Thursday, 5 October 2017

Autumnal Fungi

Having been suffering with a really irritating head cold for some time, a bit of fresh air is needed to aid recovery now the thing is past its infectious stage.
A walk around Tentham Gardens lakeside and we came across this fine sculpture of two deer leaping over a log.
We spotted a Fly Agaric fungus on the lawns.  This is the textbook pixie mushroom stool and one of the UK's few toxic fungi - most are non-toxic or edible, but you need to get the identification right to avoid problems.
Mycena galericulata, the bonnet fungus is common in mixed woodland.
These little fungi look like Honey Fungus.  If so they are common on dead wood and are a known parasite of living trees, causing damage and sometimes killing trees.  It is a dangerous parasite to woodland tree species.
Clitocybe rivulosa grows in rings in the grass and is another toxic fungus.  It may be confused with the fairy ring fungus Marasimus oreades, which is harmless.
The Panther Cap, Amanita panthera is related to the Fly Agaric Amanita Muscaria.  It is also a toxic mushroom which can be confused with the Blusher, a very nice edible fungus.  This fungus is rare, so I was pleased to be able to find one.
It is now the season for many mushrooms and fungi.

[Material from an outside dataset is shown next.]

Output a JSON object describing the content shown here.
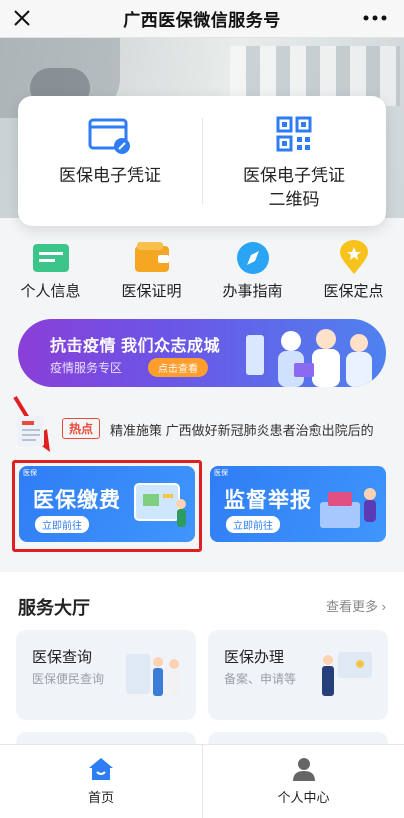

Most are harmless and some are edible and tasty, but you do need to know what to look for.  A few types are very toxic to humans.

No comments: